A lot of times during the course of a game Naples coach Bill Kramer and his assistants find it hard to communicate with their defense. That may be worrisome for most coaches, but for the Golden Eagles staff, it isn’t a problem with Chris Riley on the field.
On a defense that includes high-end talent like Miami cornerback commit Tyler Byrd and linebacker Robert Green, it’s Riley, the senior safety, who runs the show. His evolving defensive IQ mixed with tremendous athleticism and improving measurables have landed him on the radars of many college coaches and has him ranked No. 13 among The News-Press’ list of top recruits in Southwest Florida.
Kramer said a lot of what makes Riley valuable can’t be seen during games.
“He’s a tremendous competitor, so he prepares,” said Kramer, whose team finished 11-2 last season with a district title. “He works to understand the fits of the entire secondary. He knows the cover responsibilities of the entire back seven.”
His help in run support made Naples one of the stingiest run defenses in the area.
When diagnosing a play, Riley, who led his team in tackles with 103 last season, doesn’t fall into the trap of looking into the backfield first like most players in the secondary. He focuses on the last opposing player on the line of scrimmage — a tackle or extended tight end — and reads run block or pass block before deciding whether to move down in support or not.
In addition to tremendous length at 6-foot-3, 190 pounds, Riley also has enough speed (4.6-second 40-yard dash) to run down speedy ball carriers from behind.
“I never want to take a loss,” Riley said. “I’ll do whatever it takes to win.”
That includes taking over kickoff duties when Naples’ placekicker was held out of 43-0 win over Barron Collier with an injury last year. A kicker in Pop Warner and at the junior varsity level, Riley boomed his first kick inside the Cougar 5 and followed with a touchback and another kick inside the 5. More deep kicks followed during the rout.
“Chris ended up telling me he could have kicked a lot further if he took his shoe off,” Kramer recalled. “That’s just the kind of kid he is and why a school will be lucky to have him.”
Riley’s recruitment wasn’t expected to heat up this spring after a torn labrum kept him out of all 20 of the May practices. Yet, Air Force and Eastern Michigan liked what they saw on film and offered.
Riley, however, set his sights a bit higher, hoping to use football as a vehicle to receive one of the best educations in the country. In order to catch the attention of the Ivy League schools he needed to raise his ACT composite score.
While camping at UConn late last month, he received news he scored a 29 on the test and quickly notified Harvard and Yale. He visited both schools and left with offers.
His plan is to attend a camp at Wake Forest next week and, hopefully, receive an offer before verbally committing somewhere in advance of his senior season.
“I don’t want to be one of those guys who says I want to play for you and then back out,” Riley said. “I want to make sure I’m making the right decision.”
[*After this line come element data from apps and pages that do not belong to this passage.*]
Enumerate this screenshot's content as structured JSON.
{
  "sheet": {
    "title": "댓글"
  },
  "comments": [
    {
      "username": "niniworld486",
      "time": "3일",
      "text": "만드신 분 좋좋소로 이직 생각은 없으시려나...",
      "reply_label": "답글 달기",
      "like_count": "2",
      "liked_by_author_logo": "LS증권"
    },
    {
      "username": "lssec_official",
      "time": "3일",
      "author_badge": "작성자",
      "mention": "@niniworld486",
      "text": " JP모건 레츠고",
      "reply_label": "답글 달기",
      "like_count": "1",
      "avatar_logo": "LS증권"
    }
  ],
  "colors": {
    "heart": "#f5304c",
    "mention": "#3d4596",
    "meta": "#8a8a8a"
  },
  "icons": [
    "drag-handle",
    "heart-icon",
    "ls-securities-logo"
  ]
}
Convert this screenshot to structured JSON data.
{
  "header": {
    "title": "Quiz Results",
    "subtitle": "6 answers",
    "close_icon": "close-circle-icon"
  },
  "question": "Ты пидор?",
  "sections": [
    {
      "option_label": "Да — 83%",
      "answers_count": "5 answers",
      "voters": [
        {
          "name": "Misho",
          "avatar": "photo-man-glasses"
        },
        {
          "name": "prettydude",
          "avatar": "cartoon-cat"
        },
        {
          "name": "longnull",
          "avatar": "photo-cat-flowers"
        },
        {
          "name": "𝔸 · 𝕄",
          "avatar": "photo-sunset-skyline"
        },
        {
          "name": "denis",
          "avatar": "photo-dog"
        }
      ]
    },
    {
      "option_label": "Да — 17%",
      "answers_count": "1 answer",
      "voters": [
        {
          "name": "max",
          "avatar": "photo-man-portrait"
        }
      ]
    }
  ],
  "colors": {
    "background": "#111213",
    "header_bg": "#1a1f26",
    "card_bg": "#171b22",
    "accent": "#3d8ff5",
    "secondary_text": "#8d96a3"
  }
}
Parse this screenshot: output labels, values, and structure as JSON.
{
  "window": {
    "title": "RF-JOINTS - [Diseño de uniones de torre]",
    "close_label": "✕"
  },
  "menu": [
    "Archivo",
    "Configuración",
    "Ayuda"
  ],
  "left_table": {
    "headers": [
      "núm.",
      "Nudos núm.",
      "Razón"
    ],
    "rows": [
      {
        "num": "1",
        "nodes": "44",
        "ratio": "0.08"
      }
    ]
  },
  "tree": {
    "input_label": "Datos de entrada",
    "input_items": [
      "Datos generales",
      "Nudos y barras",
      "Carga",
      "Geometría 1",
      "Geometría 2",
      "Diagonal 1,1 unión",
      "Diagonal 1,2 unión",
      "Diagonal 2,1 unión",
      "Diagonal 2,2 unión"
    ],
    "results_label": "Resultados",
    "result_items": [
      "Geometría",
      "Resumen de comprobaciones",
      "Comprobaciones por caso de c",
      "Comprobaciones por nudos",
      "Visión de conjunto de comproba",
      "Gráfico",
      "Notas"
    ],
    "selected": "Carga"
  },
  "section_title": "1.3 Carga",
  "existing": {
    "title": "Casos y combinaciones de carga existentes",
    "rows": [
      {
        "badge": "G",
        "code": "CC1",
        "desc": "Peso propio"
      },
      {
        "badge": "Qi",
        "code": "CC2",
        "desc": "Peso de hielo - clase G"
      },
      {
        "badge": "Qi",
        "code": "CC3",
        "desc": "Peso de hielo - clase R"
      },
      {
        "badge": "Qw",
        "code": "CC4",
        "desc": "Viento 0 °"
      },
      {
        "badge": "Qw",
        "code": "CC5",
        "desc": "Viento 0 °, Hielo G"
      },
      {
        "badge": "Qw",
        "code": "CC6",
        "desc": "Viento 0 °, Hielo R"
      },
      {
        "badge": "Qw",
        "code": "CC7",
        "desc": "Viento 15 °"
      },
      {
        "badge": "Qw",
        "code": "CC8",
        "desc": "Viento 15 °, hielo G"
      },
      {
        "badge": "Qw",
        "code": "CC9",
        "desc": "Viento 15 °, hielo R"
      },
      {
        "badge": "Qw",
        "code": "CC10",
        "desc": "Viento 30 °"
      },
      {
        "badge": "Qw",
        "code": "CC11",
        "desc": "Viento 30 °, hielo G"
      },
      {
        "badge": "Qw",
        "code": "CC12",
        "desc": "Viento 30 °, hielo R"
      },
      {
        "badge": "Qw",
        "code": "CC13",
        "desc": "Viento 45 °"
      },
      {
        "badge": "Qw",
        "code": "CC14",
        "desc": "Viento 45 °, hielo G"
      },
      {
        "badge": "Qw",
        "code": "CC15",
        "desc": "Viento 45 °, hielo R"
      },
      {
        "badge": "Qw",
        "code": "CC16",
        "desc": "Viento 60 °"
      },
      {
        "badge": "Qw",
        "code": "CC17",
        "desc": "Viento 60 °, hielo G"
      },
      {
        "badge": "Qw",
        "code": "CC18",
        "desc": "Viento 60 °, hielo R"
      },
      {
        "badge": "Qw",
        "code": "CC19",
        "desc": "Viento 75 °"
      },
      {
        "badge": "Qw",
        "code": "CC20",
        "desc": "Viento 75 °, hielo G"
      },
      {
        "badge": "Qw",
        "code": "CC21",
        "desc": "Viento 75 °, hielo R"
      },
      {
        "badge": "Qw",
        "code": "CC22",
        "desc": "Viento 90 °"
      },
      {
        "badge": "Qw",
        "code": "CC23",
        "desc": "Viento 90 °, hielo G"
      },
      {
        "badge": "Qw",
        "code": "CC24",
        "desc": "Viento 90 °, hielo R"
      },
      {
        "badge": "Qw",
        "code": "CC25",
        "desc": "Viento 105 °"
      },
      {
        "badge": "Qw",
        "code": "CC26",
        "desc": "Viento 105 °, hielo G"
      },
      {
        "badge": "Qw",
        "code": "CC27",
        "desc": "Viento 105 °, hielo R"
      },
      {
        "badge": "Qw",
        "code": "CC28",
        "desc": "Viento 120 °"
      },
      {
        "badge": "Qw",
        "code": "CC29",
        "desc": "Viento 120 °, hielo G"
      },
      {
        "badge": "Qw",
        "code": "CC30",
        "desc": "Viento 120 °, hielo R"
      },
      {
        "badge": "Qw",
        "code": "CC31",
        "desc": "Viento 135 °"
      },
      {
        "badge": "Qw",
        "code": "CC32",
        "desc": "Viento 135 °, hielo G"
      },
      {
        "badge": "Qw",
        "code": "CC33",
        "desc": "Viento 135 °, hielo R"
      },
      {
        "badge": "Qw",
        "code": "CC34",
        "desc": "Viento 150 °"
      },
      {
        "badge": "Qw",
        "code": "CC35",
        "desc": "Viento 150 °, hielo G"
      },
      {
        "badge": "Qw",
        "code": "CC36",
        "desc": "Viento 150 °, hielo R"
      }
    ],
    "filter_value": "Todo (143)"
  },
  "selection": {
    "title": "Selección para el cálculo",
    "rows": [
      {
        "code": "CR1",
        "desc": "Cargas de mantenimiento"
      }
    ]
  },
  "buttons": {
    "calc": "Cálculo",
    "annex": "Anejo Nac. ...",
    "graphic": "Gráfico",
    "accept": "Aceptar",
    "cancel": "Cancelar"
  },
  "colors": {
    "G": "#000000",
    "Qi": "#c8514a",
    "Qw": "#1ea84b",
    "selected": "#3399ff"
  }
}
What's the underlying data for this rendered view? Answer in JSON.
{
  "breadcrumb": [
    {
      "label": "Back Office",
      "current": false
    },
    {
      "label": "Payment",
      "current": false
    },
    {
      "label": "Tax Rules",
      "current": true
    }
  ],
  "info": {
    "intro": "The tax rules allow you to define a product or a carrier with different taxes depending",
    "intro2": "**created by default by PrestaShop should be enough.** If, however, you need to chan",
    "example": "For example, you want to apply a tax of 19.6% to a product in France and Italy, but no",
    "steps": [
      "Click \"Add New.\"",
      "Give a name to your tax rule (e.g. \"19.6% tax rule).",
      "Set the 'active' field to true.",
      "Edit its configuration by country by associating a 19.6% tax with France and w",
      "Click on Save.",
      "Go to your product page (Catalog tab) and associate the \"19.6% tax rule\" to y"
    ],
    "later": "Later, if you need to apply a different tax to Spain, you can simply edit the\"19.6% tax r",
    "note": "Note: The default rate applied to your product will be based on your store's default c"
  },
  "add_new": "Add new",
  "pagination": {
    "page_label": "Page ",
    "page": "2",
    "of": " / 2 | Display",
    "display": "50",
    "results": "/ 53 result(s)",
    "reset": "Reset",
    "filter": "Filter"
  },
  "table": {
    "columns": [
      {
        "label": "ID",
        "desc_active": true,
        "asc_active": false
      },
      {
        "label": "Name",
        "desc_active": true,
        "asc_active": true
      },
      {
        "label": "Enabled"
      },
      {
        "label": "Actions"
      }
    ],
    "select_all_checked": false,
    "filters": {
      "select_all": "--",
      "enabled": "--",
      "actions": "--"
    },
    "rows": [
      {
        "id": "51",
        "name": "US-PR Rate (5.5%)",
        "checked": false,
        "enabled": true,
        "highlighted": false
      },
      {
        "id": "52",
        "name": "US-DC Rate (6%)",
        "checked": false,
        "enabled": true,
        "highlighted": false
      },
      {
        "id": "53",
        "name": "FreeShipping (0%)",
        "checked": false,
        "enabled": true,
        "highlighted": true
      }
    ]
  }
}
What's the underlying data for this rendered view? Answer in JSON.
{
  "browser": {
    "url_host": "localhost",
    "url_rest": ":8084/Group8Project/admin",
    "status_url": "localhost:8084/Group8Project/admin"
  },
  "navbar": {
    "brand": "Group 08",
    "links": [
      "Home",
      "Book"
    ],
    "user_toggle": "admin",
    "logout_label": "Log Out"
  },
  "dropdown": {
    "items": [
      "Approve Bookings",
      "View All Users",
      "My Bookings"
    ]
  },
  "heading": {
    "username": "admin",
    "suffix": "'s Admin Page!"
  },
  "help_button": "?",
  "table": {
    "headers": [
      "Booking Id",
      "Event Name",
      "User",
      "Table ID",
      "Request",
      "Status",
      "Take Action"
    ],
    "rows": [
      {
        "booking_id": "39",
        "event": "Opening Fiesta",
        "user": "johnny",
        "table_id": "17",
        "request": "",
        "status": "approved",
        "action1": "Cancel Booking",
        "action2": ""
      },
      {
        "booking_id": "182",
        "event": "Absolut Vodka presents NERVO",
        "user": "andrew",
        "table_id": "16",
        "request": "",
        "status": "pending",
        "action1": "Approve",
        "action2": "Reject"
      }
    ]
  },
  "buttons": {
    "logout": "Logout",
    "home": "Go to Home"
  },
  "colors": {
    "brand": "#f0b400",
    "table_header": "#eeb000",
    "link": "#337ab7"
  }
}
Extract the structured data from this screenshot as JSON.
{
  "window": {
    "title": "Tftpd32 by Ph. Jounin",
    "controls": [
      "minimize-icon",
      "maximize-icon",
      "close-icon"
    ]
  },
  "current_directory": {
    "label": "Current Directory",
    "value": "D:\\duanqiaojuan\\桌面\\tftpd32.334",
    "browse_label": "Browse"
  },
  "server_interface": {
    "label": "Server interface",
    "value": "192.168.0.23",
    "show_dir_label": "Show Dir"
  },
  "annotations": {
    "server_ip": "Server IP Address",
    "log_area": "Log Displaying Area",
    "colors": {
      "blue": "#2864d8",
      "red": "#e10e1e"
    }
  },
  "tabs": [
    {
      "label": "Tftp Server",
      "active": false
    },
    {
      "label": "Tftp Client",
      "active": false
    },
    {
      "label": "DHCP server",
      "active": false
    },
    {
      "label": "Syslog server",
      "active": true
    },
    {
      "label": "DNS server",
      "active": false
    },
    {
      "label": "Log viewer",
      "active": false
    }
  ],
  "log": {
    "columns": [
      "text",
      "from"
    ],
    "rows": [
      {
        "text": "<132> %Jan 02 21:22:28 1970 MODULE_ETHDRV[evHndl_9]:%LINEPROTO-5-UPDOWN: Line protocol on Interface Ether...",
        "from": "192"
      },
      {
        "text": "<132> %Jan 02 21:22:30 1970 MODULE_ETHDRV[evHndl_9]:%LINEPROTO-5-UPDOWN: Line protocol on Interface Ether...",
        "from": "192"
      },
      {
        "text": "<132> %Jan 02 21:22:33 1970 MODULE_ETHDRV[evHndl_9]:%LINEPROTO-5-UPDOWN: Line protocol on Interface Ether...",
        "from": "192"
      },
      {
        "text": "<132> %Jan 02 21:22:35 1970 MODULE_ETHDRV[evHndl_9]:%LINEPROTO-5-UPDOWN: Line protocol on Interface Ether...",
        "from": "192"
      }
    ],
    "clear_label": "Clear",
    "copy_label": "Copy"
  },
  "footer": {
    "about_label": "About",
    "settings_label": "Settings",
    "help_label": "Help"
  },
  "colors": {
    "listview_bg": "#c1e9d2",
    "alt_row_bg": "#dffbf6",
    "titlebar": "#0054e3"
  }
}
When he concludes the process his entire focus will be on chasing Naples’ third state title. And Kramer has raised his expectations for Riley.
“For all the guys who are elite players, I expect them to play like elite players,” Kramer said. “On balls in the air good players usually tip, I expect elite players to intercept them. When there’s a small space a good player may not get through, I expect the elite players to get through them and run down the ball carrier. Chris is certainly an elite player.”
About The Big 15
Since July 3, The News-Press has published a profile on a standout football recruit every Tuesday and Friday. Players going into their junior and senior years were considered from both Lee and Collier County, with respect paid to those with hard scholarship offers and those without who possess great potential. The top 15 candidates were named and ranked, with the last story focusing on the very best recruit in Southwest Florida.